**PROBLEM STATEMENT**
Each line in the data holding "price" should be listed.

**RECORDS TO PROCESS**
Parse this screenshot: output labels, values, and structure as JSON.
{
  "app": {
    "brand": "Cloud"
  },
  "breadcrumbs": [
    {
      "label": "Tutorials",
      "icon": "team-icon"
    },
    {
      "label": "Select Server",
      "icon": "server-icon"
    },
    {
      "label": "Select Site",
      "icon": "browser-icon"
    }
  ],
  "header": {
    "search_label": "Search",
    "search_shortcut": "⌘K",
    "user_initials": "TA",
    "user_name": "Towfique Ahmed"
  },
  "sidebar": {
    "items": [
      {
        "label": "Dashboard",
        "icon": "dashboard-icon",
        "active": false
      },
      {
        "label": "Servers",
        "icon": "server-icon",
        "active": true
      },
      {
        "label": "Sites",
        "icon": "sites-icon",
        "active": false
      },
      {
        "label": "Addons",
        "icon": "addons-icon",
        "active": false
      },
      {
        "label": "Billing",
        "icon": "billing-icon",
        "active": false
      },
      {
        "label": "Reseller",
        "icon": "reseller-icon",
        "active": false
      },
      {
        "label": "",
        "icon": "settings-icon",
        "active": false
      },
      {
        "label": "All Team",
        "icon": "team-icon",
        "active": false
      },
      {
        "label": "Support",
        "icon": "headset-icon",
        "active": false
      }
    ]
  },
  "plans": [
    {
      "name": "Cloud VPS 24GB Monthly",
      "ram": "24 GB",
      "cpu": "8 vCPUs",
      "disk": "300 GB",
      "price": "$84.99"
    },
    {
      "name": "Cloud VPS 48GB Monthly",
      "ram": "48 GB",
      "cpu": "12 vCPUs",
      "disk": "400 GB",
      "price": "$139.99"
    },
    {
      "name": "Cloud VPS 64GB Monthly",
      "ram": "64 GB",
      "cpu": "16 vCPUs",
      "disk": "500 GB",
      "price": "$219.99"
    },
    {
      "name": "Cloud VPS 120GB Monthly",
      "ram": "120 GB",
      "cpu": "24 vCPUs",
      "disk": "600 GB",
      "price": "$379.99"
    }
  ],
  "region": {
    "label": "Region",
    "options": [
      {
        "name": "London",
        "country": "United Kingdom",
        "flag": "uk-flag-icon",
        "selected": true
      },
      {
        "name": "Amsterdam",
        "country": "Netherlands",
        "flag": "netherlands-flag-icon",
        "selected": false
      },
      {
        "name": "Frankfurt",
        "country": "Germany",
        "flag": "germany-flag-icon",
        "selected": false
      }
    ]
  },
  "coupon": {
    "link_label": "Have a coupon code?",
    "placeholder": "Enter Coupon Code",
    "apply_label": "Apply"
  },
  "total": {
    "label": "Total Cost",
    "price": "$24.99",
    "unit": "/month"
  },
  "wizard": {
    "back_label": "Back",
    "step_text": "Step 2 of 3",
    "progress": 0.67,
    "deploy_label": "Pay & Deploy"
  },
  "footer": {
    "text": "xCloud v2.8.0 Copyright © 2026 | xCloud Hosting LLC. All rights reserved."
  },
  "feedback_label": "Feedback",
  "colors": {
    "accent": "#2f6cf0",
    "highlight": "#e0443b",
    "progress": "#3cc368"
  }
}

**TASK SOLUTION**
      "price": "$84.99"
      "price": "$139.99"
      "price": "$219.99"
      "price": "$379.99"
    "price": "$24.99",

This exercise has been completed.